After two such leaks in 2016 and 2017, the International Consortium of Investigative Journalists (ICIJ) has come forward with a new set of stories on the financial secrets of the world’s elite. In almost 12 million documents, journalists have uncovered how politicians, businessmen and celebrities around the world hide their wealth, avoid paying taxes, and in some cases, launder money.

The ICIJ has worked with 600 journalists in 117 countries for months. In India, the investigation is led by The Indian Express, which has reported that at least 380 individuals of Indian nationality have figured in the papers, dubbed Pandora Papers. Of this, the newspaper has investigated and corroborated 60 prominent individuals and companies. Some names include cricketer Sachin Tendulkar, Reliance’s Anil Ambani, billionaire and entrepreneur Kiran Mazumdar Shaw and lobbyist Niira Radia.

The investigation reveals the myriad efforts that the wealthy have taken to safeguard their wealth in locations that have lax tax rules, but strict privacy laws. This is primarily done by setting up complex, multi-layered trusts. While there is nothing illegal in trusts themselves, the reports allege that individuals named in the report do so for the sole purpose of hiding their wealth and evading tax authorities.

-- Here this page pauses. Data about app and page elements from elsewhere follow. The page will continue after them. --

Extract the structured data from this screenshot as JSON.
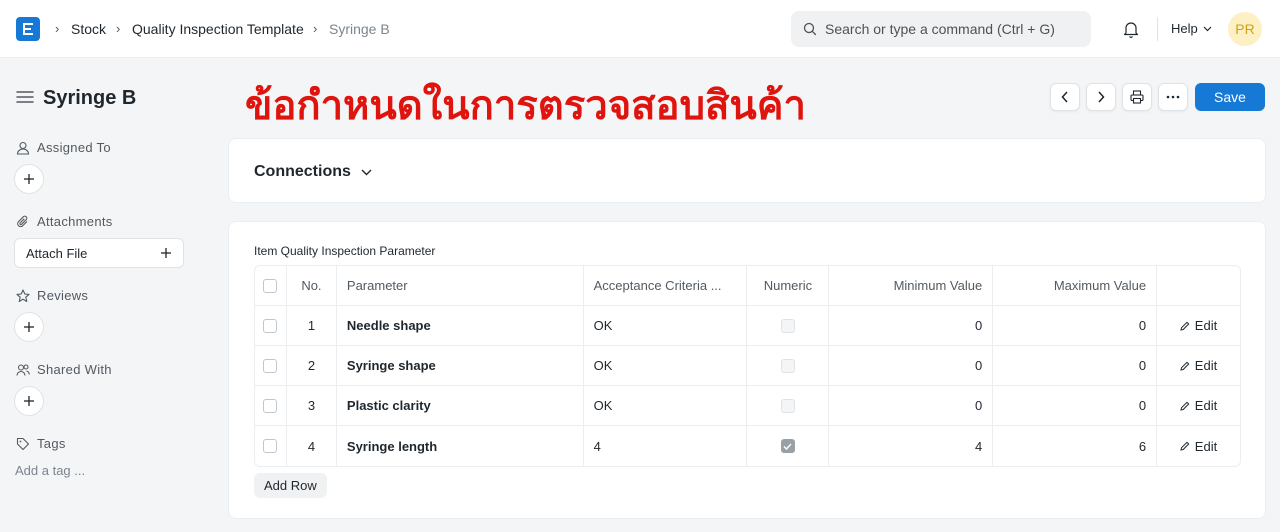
{
  "navbar": {
    "breadcrumbs": [
      "Stock",
      "Quality Inspection Template",
      "Syringe B"
    ],
    "search_placeholder": "Search or type a command (Ctrl + G)",
    "help_label": "Help",
    "avatar_initials": "PR"
  },
  "page": {
    "title": "Syringe B",
    "overlay_heading": "ข้อกำหนดในการตรวจสอบสินค้า",
    "save_label": "Save"
  },
  "sidebar": {
    "assigned_to": "Assigned To",
    "attachments": "Attachments",
    "attach_file": "Attach File",
    "reviews": "Reviews",
    "shared_with": "Shared With",
    "tags": "Tags",
    "add_tag": "Add a tag ..."
  },
  "connections": {
    "title": "Connections"
  },
  "parameters": {
    "label": "Item Quality Inspection Parameter",
    "columns": [
      "No.",
      "Parameter",
      "Acceptance Criteria ...",
      "Numeric",
      "Minimum Value",
      "Maximum Value"
    ],
    "rows": [
      {
        "no": "1",
        "parameter": "Needle shape",
        "criteria": "OK",
        "numeric": false,
        "min": "0",
        "max": "0"
      },
      {
        "no": "2",
        "parameter": "Syringe shape",
        "criteria": "OK",
        "numeric": false,
        "min": "0",
        "max": "0"
      },
      {
        "no": "3",
        "parameter": "Plastic clarity",
        "criteria": "OK",
        "numeric": false,
        "min": "0",
        "max": "0"
      },
      {
        "no": "4",
        "parameter": "Syringe length",
        "criteria": "4",
        "numeric": true,
        "min": "4",
        "max": "6"
      }
    ],
    "edit_label": "Edit",
    "add_row_label": "Add Row"
  },
  "colors": {
    "accent": "#1779d6",
    "heading_red": "#e0140e"
  }
}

Estimates of the wealth hidden vary from $5.6 trillion to $32 trillion, according to the ICIJ. Tax havens cause major losses to governments; the International Monetary Fund places this loss at $600bn in lost taxes each year to governments around the world. Of course, the Pandora Papers do not come as a surprise to anyone—the methods and practices that many use to hide their fortune are well known to the rest of us. Despite that, the numbers astound. The investigation is one part of the story, and more details are required to understand the authenticity of the numbers being reported. Authorities must take up the allegations thrown up in these reports, act on them, while tightening regulations.